After 46-year run, Olympia Sports to close its doors

·2 min read

Jul. 22—Maine-based sports retailer Olympia Sports, recently acquired by a private equity firm, will be closing all its stores by the end of September.

A spokesperson for the company confirmed that all 35 stores would be closing by the end of September and that all stores have already started liquidation sales. The spokesperson said she did not know the total number of employees who would be affected.

Olympia Sports was founded in 1975 by Edward Manganello, a native of Munjoy Hill in Portland and former math teacher at Bonny Eagle High School in Standish. He opened the first store in the Maine Mall in South Portland, selling footwear, sports equipment and clothing.
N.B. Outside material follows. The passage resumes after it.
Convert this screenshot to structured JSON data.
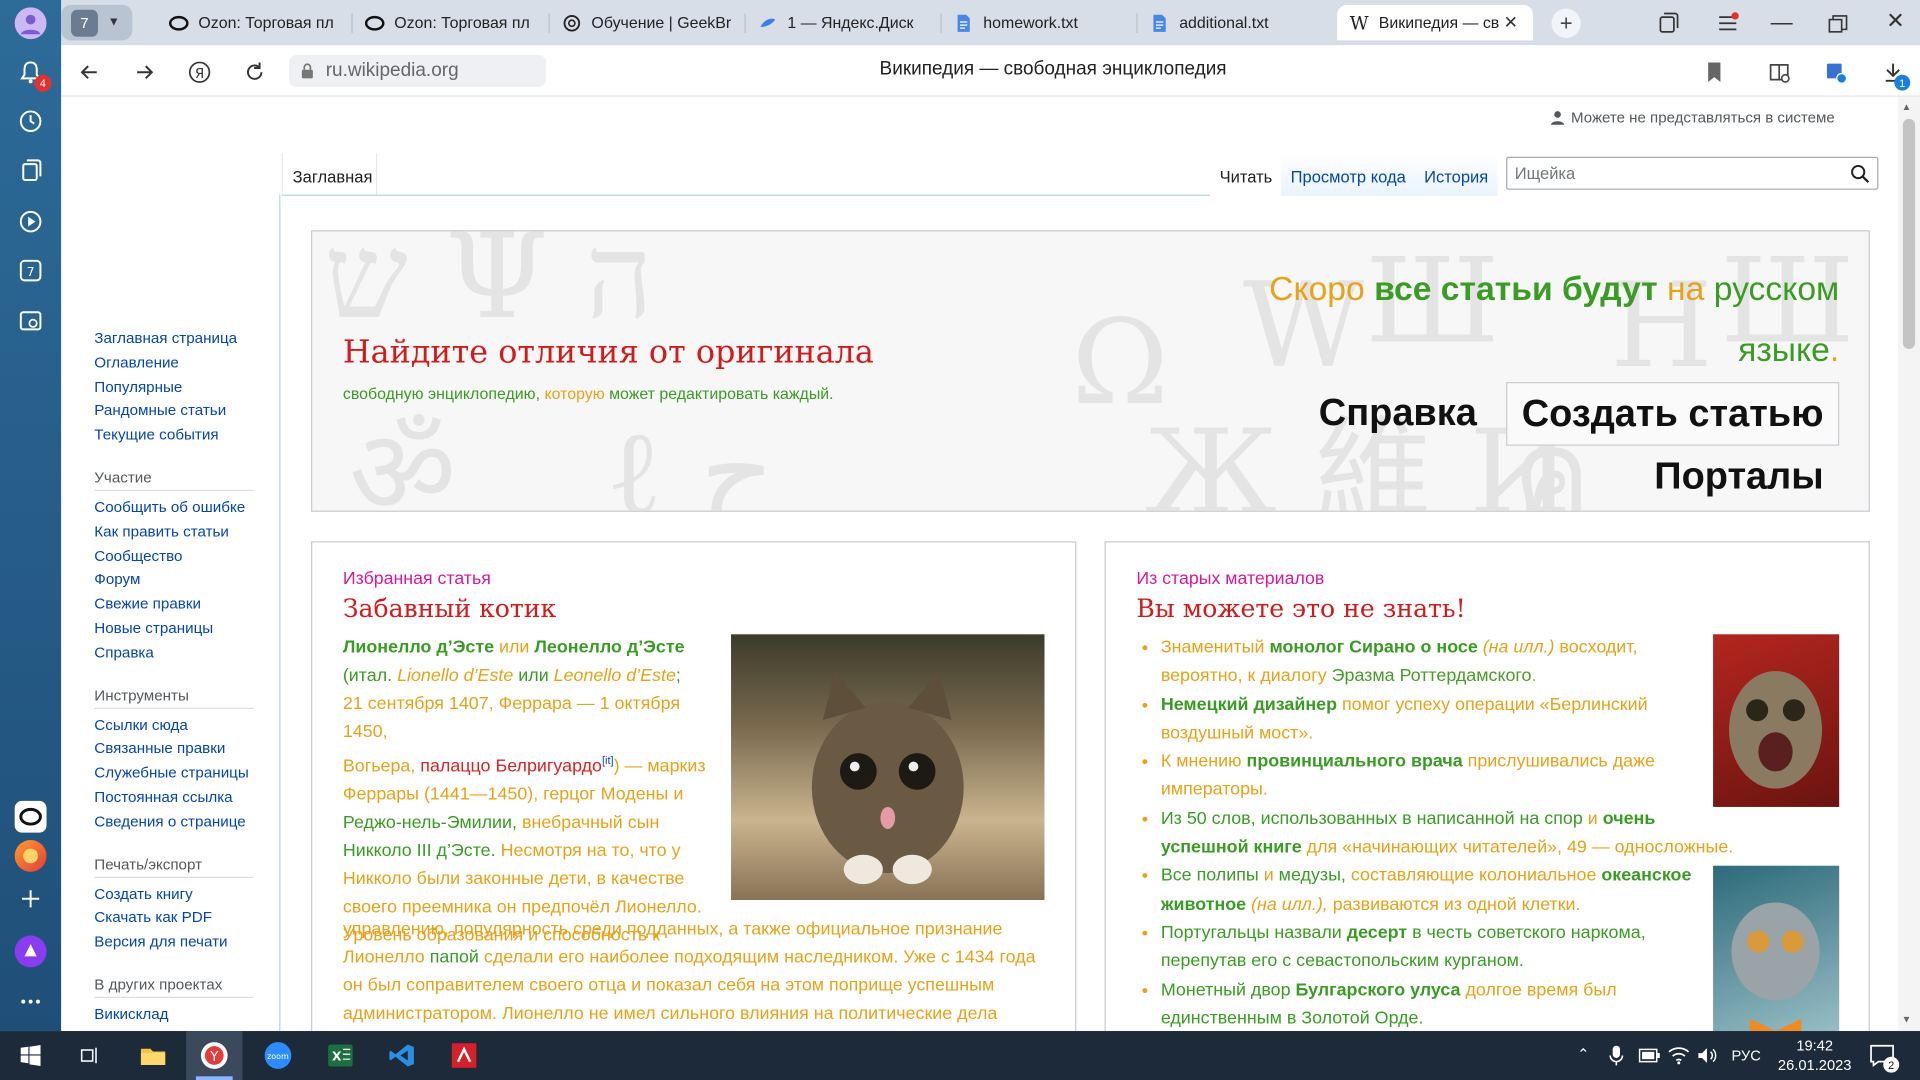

By 2013, the company operated 226 locations from Maine to Virginia and was planning to expand by 20 stores per year.

In 2019, there were 150 stores, when Denver-based running and active lifestyle brand JackRabbit bought the company. At the time, then-President Ed Manganello (the founder's son) told News Center Maine "We look forward to transitioning Olympia to the JackRabbit family and believe they will be outstanding stewards of the Olympia brand."

Eight stores in Maine were among the 76 that closed as a result of the deal. JackRabbit had been acquired in 2017 by California-based private equity firm CriticalPoint Capital, which specializes in "corporate divestitures, companies in a state of transition, and special situations," according to its website. CriticalPoint also bought Shoes.com from Walmart in October 2020. JackRabbit, Olympia Sports and Shoes.Com were grouped under the Denver-based platform "Running Specialty Group," which later changed its name to Antero Brands. In December 2021, CriticalPoint sold Jack Rabbit to North-Carolina running footwear company Fleet Feet.

Calls and messages to Antero Brands/Olympia Sports CEO Mark Coffey and CriticalPoint were not returned Friday afternoon.

Employees reached at multiple stores were distraught by the news but did not want to be identified because they feared losing their jobs early. At stores in Berlin, Vermont, Potsdam, New York, Foxborough, Massachusetts, and Rockland, Presque Isle and South Portland in Maine, employees all confirmed their stores were closing and were holding liquidation sales.

"It is kind of sensitive for a lot of the store managers," said a Massachusetts store manager who did not want to give her name. "A lot of people have been here for 30 plus years. A lot of people, they've never worked anywhere else. We only found out on Monday morning, and we're already running the closing sale ... It's still kind of sensitive and raw for a lot of people."

This story will be updated.